» What is needed
In the data below, which lines hold "using"? Copy every one.

Dataset rows for apps and sites:
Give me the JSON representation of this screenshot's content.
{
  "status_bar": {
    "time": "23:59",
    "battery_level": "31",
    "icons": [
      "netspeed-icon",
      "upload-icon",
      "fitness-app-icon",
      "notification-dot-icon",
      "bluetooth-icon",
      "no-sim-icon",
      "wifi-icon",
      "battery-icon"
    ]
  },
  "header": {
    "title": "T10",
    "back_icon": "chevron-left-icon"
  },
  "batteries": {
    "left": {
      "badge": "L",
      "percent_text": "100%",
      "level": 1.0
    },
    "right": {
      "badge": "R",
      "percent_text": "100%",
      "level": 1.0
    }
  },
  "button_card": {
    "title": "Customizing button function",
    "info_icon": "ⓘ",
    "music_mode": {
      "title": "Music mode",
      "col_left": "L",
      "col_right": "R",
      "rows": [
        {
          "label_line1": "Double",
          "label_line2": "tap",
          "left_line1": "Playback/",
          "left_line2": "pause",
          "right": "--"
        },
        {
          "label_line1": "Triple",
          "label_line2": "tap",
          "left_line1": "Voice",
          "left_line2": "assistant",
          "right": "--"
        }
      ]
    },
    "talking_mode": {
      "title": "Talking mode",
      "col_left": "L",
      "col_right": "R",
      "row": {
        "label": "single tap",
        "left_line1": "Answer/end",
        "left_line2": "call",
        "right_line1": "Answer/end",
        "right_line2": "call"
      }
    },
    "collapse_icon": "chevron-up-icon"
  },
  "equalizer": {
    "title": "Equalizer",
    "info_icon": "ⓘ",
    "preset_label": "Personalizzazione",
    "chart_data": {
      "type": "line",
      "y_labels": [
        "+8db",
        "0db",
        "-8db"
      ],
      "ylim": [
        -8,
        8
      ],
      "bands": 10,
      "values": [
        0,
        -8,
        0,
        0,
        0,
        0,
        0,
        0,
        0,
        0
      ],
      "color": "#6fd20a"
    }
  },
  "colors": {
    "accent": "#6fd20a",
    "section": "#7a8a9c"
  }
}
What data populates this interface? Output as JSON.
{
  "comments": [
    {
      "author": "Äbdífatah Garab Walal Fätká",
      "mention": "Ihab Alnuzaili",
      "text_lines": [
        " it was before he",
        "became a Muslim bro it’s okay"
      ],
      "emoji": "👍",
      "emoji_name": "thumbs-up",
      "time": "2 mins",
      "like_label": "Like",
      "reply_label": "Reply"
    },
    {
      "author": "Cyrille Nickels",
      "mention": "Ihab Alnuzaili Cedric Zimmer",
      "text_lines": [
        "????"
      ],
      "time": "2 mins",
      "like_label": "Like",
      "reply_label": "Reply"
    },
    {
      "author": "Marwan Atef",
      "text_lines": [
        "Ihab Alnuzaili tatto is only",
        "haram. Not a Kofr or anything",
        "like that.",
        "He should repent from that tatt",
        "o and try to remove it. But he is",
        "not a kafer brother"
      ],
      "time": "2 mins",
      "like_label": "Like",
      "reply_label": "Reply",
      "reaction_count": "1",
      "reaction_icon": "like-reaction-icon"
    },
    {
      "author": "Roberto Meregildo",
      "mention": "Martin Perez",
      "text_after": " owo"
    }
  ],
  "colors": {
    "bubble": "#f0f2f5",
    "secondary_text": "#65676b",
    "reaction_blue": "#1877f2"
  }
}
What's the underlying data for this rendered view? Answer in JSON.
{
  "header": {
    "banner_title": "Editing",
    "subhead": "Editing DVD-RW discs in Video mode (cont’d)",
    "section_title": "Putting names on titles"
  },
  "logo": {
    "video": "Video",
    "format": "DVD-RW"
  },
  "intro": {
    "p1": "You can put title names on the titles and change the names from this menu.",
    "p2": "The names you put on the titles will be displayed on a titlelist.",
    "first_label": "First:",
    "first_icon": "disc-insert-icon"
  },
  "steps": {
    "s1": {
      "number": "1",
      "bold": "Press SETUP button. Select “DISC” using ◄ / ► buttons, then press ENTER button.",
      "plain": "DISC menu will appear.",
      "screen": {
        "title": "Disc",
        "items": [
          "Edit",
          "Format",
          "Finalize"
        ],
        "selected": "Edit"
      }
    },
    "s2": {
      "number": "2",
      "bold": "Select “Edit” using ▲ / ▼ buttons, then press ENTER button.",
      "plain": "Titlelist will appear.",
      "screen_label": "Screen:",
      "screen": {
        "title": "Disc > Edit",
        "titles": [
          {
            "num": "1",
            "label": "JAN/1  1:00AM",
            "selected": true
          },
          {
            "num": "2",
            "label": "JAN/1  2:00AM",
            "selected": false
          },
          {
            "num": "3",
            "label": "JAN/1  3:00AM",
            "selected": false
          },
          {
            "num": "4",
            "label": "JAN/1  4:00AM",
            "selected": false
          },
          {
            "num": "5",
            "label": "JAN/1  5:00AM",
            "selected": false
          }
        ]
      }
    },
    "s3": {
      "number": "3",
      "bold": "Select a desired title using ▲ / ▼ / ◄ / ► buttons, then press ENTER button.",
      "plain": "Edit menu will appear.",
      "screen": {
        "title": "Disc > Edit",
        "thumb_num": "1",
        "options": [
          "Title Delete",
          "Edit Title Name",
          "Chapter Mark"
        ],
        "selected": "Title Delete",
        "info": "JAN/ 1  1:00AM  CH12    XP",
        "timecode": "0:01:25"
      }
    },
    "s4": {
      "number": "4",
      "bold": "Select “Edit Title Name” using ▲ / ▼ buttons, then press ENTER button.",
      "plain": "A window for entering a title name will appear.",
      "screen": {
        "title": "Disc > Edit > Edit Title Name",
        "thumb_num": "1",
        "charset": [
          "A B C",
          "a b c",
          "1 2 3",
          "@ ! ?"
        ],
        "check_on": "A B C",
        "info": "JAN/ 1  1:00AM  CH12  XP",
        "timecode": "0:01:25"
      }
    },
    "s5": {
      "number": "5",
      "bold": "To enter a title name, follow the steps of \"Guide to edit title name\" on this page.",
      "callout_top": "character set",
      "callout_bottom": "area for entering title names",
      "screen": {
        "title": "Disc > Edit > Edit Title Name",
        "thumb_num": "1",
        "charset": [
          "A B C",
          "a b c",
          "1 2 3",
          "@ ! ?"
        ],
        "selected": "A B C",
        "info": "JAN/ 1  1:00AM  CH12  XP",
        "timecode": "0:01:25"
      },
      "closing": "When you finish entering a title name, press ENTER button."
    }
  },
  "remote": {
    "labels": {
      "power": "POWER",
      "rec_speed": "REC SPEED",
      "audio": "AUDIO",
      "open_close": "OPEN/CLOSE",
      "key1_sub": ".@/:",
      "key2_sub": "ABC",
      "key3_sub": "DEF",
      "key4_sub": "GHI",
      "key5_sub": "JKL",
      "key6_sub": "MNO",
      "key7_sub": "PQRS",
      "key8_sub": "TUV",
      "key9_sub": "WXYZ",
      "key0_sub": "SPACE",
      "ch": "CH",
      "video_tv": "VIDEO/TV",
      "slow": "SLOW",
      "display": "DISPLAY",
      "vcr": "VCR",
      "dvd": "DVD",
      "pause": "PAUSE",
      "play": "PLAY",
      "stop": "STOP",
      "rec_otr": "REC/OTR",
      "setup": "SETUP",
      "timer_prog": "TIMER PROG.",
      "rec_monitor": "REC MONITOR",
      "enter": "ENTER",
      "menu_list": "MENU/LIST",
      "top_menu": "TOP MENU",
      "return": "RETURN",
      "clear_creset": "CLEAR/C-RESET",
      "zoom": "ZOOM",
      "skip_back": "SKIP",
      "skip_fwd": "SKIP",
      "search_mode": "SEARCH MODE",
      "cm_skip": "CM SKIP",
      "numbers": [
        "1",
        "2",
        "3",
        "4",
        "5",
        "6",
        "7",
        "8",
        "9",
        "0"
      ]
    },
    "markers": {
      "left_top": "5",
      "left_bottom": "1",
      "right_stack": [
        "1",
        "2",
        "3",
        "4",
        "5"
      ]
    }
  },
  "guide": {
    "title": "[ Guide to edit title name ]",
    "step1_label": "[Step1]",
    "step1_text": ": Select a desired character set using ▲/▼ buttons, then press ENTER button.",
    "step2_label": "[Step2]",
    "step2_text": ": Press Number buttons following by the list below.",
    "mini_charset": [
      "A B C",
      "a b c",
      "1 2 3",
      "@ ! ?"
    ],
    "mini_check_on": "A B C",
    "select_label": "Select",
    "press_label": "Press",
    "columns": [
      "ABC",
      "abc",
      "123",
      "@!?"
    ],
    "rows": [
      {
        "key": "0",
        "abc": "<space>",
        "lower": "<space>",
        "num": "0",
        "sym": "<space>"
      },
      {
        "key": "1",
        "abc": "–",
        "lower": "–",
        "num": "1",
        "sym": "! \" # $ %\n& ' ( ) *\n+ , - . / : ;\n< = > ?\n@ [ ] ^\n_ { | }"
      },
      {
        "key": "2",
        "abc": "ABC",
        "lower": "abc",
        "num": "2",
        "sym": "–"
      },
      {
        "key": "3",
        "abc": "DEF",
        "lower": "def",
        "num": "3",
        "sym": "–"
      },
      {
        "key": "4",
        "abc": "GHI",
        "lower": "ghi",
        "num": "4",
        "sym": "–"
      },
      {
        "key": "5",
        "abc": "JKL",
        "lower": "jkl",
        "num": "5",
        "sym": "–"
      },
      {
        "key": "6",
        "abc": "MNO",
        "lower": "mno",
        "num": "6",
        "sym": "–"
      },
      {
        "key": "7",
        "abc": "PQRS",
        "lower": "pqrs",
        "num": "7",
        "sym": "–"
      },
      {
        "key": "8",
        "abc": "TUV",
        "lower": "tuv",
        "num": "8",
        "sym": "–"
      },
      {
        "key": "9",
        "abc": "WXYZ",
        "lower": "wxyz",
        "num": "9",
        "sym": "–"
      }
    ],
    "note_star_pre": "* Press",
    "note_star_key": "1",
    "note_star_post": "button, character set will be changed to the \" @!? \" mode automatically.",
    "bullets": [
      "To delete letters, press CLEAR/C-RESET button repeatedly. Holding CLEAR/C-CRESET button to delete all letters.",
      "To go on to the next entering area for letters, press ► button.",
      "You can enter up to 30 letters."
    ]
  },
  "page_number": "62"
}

» Response
      "bold": "Press SETUP button. Select “DISC” using ◄ / ► buttons, then press ENTER button.",
      "bold": "Select “Edit” using ▲ / ▼ buttons, then press ENTER button.",
      "bold": "Select a desired title using ▲ / ▼ / ◄ / ► buttons, then press ENTER button.",
      "bold": "Select “Edit Title Name” using ▲ / ▼ buttons, then press ENTER button.",
    "step1_text": ": Select a desired character set using ▲/▼ buttons, then press ENTER button.",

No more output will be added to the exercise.